> _Task goal_
Each line of the material must reappear unchanged in the answer.

> _Task inputs_

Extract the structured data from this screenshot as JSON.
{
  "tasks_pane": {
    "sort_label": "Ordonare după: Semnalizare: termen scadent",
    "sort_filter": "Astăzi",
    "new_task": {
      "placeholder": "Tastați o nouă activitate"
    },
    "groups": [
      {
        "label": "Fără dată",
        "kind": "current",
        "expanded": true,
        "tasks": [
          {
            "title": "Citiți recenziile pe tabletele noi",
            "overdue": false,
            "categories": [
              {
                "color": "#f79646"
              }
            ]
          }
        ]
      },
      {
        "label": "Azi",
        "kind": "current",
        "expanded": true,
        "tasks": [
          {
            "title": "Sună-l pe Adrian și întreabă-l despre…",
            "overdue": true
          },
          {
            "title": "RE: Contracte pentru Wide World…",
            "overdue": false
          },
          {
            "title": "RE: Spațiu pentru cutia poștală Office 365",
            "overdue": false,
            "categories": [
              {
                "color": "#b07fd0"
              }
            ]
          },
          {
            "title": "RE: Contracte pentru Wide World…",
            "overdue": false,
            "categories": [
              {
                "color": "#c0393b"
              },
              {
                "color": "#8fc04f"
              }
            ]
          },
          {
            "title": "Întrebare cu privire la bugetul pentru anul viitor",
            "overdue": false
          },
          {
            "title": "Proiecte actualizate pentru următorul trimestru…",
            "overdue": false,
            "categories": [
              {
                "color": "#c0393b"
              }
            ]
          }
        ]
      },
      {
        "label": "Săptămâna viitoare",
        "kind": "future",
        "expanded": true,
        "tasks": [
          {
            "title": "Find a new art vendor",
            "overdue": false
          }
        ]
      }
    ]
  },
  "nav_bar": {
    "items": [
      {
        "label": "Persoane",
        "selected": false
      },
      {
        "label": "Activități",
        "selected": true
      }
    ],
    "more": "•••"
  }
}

> _Expected output_
Extract the structured data from this screenshot as JSON.
{
  "tasks_pane": {
    "sort_label": "Ordonare după: Semnalizare: termen scadent",
    "sort_filter": "Astăzi",
    "new_task": {
      "placeholder": "Tastați o nouă activitate"
    },
    "groups": [
      {
        "label": "Fără dată",
        "kind": "current",
        "expanded": true,
        "tasks": [
          {
            "title": "Citiți recenziile pe tabletele noi",
            "overdue": false,
            "categories": [
              {
                "color": "#f79646"
              }
            ]
          }
        ]
      },
      {
        "label": "Azi",
        "kind": "current",
        "expanded": true,
        "tasks": [
          {
            "title": "Sună-l pe Adrian și întreabă-l despre…",
            "overdue": true
          },
          {
            "title": "RE: Contracte pentru Wide World…",
            "overdue": false
          },
          {
            "title": "RE: Spațiu pentru cutia poștală Office 365",
            "overdue": false,
            "categories": [
              {
                "color": "#b07fd0"
              }
            ]
          },
          {
            "title": "RE: Contracte pentru Wide World…",
            "overdue": false,
            "categories": [
              {
                "color": "#c0393b"
              },
              {
                "color": "#8fc04f"
              }
            ]
          },
          {
            "title": "Întrebare cu privire la bugetul pentru anul viitor",
            "overdue": false
          },
          {
            "title": "Proiecte actualizate pentru următorul trimestru…",
            "overdue": false,
            "categories": [
              {
                "color": "#c0393b"
              }
            ]
          }
        ]
      },
      {
        "label": "Săptămâna viitoare",
        "kind": "future",
        "expanded": true,
        "tasks": [
          {
            "title": "Find a new art vendor",
            "overdue": false
          }
        ]
      }
    ]
  },
  "nav_bar": {
    "items": [
      {
        "label": "Persoane",
        "selected": false
      },
      {
        "label": "Activități",
        "selected": true
      }
    ],
    "more": "•••"
  }
}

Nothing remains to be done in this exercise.